In this case, Israel wants the world to recognize that Jerusalem is its capital, but even countries that have full diplomatic relations with Israel have resisted that demand and kept their embassies in Tel Aviv. No country currently has its embassy in Jerusalem, and there are good reasons why that is so.
Under normal circumstances, the placement of an embassy would not raise any issues at all, as Ron Paul correctly notes, but much of Jerusalem has been occupied by Israeli military forces and the overall status of the city is very much in dispute. Israel’s attempt to colonize the Arab neighborhoods that it has seized and its construction of blocs of settlements on the adjacent West Bank to seal the city off from the largely Palestinian areas to the East have been widely condemned. If the United States were to acquiesce in Israel’s unilateral decision to declare Jerusalem part of Israel by moving its embassy, it would convince the Muslim world that American and Israeli foreign policy are indivisible (if there are any remaining doubts over that issue) and would trigger a possibly violent reaction against the move in a number of nations. It would endanger U.S. troops in the region, and it would also make any kind of peace agreement between Israel and the Palestinians impossible. This is precisely why the United States has not already shifted the embassy despite numerous pledges by presidential aspirants and Congress to do so: it would be a very bad move for the American people.

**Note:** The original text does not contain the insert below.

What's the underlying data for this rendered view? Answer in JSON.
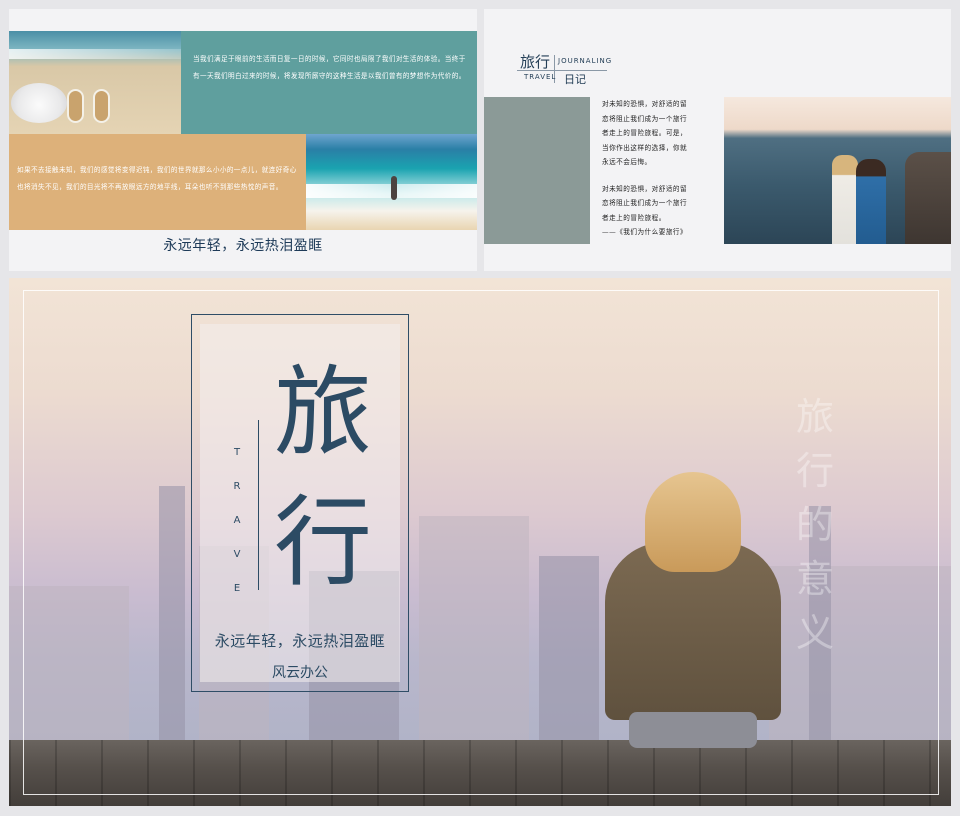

Every new president figures that out in fairly short order.
Paul understandably does not have much use for the United Nations, but he surely has some regard for the body of world opinion that it represents, as that impacts directly on American interests. Israel has been on the receiving end of no fewer than 19 U.N. resolutions between 1967 and 2004 denouncing as illegal its continued military occupation of Jerusalem and its establishment of settlements on Palestinian land. The best known is Resolution 242 in 1967, which declared “the inadmissibility of the acquisition of territory by war.” Many more resolutions on the same subject have been vetoed in the Security Council by the United States.
I have tremendous respect for Ron Paul and everything he represents, but I would suggest that in this instance he examine the facts and rethink the position he has taken. Israel is not just another country. It is a nation supported by a powerful domestic lobby that has succeeded in manipulating U.S. policy to serve its own interests. As a congressman, Ron Paul knows that firsthand. If Israel wants Washington to declare Jerusalem as its capital, it is not a disinterested move. It will have consequences and could easily inflict serious collateral damage on the United States. I know Ron Paul is a true patriot, so he should look at foreign policy as an instrument for doing what is best for the American people, as the Founders envisioned. Moving the U.S. embassy to Jerusalem would do nothing but harm.